"A SEVERE weather warning for snow which could make higher roads hazardous was issued today by the Met Office.
It said accumulations of up to 20cm (8in) were likely, mainly above 400m but possibly as low as 300m, with drifting caused by strong easterly winds.
Main routes which could be affected include the A9 around the Drumochter pass, the A82 north of Tyndrum and the A87 west of Invergarry. The agency warned: “The public should be aware of the risk of difficult driving conditions on higher roads.
“In addition, conditions are likely to be hazardous for those out on the hills and mountains, whilst heavy rain at lower elevations may lead to surface water on roads.”
Heavy rain is forecast to spread north east across Scotland tonight, with snow above 300m and drifting caused by strong easterly winds.
A Met Office spokesman said: “An active front will encounter cold air as it pushes into Scotland, with rain turning to snow over high ground.
“Winds will increase, gusting to over 50mph on hills, and causing snow to drift.
“There is a fair amount of uncertainty about just how low snow will penetrate, and whether it will affect road levels.”" via IceAgeNow.info
Image caption: "A Yellow snow warning for Scotland has been issued which may affect parts of the A9. Picture: PA"
March 20, 2000, "Snowfalls are now just a thing of the past," Independent UK, by Charles Onians
"According to Dr. David Viner, a senior research scientist at the climatic research unit (CRU) of the University of East Anglia, within a few years winter snowfall will become "a very rare and exciting event."
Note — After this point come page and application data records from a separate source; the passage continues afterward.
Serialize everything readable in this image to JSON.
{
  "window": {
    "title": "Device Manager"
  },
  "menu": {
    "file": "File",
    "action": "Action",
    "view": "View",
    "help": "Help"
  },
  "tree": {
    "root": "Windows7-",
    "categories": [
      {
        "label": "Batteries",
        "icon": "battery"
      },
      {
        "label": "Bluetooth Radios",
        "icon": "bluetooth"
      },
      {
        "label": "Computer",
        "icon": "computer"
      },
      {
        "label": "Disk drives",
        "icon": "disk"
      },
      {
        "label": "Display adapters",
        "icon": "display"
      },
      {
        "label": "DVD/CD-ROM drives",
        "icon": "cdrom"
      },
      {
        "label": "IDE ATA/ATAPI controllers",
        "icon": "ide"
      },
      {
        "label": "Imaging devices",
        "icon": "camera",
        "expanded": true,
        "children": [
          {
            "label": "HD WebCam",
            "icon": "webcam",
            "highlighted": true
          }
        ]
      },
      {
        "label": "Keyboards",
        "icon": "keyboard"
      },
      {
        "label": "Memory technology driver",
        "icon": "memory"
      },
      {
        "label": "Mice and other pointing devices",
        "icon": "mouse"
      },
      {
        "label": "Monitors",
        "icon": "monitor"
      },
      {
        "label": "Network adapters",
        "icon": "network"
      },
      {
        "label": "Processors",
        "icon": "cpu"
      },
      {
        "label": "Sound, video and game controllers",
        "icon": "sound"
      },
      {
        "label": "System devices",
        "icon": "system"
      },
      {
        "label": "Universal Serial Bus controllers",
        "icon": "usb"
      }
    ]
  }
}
"Children just aren't going to know what snow is," he said....But very little research has been done on the cultural implications of climate change - into the possibility, for example, that our notion of Christmas might have to shift....David Parker, at the Hadley Centre for Climate Prediction and Research in Berkshire, says ultimately, British children could have only virtual experience of snow. Via the internet, they might wonder at polar scenes - or eventually "feel" virtual cold.
Heavy snow will return occasionally, says Dr Viner, but when it does we will be unprepared. "We're really going to get caught out. Snow will probably cause chaos in 20 years time," he said. The chances are certainly now stacked against the sort of heavy snowfall in cities that inspired Impressionist painters, such as Sisley, and the 19th century poet laureate Robert Bridges, who wrote in "London Snow" of it, "stealthily and perpetually settling and loosely lying". Not any more, it seems."